“Consequently when a person accused of committing an offence under the Firearms Act is brought before a Magistrate, that Magistrate advises the accused that he has no power to grant bail and remands the accused. There is no automatic transfer or scheduling of a bail application before the High Court.
“The better course to be taken should be that when the person is charged under the Firearms Act, they should be taken immediately before the High Court to have their bail application dealt with instead of the wasted step of appearing before the Magistrate.
“What can potentially happen is that a person without the resources to apply to the High Court may be on remand indefinitely for a firearms charge without appearing as of right before a court of competent jurisdiction to consider an application for bail.
“This is a situation that needs to be addressed as a matter of urgency as it concerns the liberty of the individual and affects their constitutional rights.

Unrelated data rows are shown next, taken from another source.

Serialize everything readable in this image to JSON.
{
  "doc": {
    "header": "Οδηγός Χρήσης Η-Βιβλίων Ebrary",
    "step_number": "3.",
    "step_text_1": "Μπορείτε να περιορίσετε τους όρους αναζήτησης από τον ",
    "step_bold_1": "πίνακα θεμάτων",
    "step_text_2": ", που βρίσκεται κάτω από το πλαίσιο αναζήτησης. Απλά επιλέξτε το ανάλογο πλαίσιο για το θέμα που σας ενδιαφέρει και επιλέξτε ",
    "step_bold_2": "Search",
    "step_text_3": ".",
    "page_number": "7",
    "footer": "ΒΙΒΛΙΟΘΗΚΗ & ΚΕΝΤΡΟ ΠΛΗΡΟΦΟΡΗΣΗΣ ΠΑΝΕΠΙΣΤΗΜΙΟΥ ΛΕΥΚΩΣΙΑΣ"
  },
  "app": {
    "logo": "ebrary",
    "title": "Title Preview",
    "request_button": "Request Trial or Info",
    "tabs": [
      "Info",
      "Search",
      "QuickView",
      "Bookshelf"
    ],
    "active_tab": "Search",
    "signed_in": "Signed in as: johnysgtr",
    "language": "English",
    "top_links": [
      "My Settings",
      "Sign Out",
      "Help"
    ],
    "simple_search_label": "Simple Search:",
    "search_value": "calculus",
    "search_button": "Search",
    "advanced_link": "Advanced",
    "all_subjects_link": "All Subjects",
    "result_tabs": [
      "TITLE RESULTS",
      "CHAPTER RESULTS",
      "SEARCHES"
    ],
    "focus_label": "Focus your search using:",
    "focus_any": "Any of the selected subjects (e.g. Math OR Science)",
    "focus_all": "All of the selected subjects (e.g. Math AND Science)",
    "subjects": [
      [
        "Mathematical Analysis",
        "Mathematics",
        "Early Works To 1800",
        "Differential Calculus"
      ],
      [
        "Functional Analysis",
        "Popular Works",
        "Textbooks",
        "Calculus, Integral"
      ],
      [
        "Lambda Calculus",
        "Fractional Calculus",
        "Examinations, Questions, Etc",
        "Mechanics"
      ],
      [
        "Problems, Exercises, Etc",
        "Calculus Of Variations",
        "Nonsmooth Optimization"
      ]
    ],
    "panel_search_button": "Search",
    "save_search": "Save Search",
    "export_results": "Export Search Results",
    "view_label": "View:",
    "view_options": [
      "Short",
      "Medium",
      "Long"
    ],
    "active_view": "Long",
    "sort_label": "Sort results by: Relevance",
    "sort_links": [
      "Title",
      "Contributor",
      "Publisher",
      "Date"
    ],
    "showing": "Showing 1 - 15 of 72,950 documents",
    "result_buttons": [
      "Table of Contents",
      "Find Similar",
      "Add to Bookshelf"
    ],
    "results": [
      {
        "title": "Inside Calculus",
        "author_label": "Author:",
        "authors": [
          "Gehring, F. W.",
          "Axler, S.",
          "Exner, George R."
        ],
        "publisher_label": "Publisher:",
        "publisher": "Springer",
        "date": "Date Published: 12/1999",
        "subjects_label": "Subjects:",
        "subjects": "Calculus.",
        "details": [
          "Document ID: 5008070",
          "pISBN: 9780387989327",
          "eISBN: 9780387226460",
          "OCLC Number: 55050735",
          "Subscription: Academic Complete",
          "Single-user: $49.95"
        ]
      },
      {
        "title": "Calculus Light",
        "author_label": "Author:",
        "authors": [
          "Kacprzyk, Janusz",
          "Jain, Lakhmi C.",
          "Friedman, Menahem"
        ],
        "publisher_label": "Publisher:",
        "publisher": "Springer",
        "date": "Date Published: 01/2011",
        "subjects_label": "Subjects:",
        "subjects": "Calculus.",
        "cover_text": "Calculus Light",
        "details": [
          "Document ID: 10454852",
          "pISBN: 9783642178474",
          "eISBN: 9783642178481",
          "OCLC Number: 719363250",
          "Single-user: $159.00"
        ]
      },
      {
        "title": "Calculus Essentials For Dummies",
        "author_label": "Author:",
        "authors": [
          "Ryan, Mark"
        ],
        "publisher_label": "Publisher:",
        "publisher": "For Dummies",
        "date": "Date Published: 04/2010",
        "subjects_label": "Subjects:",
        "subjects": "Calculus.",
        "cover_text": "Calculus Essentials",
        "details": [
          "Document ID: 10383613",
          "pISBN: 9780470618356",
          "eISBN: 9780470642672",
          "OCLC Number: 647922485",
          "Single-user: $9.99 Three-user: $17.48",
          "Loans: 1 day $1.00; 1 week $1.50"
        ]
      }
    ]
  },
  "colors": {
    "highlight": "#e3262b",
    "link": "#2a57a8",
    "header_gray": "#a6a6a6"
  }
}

This is a matter that is capable of being resolved easily either by restoring jurisdiction to the magistrates to hear bail applications for persons charged with firearms offences or alternatively making it mandatory that the person once charged, is taken before a High Court Judge instead of a Magistrate.
“The recent highly publicized bail application served to emphasize the inequality in our judicial system between those with the means to secure their rights and those without. The Bar’s concern is not with the speed at which the recent application was heard but rather that that same facility should be available to all as of right.
“These unnecessary steps also serve to clutter the judicial system and add to the backlog. It was noted recently that the Chief Justice pointed to a decision of the CCJ in which they acknowledged and apologized for their delay in delivering their decision.
“It appeared that the reference to the CCJ’s delay was to highlight that there is delay even at the highest level of the Judiciary. Whether true or not, this in no way bears upon whether our system is in need of review and recalibration.
“The comment was both unnecessary and unfortunate and the Barbados Bar Association takes issue with it. The inefficiencies and delays in our system are systemic and are frustrating all users of our judicial system. They must be properly identified (with the aid of statistics and empirical evidence as opposed to anecdotes and conjecture) and rectified once and for all.”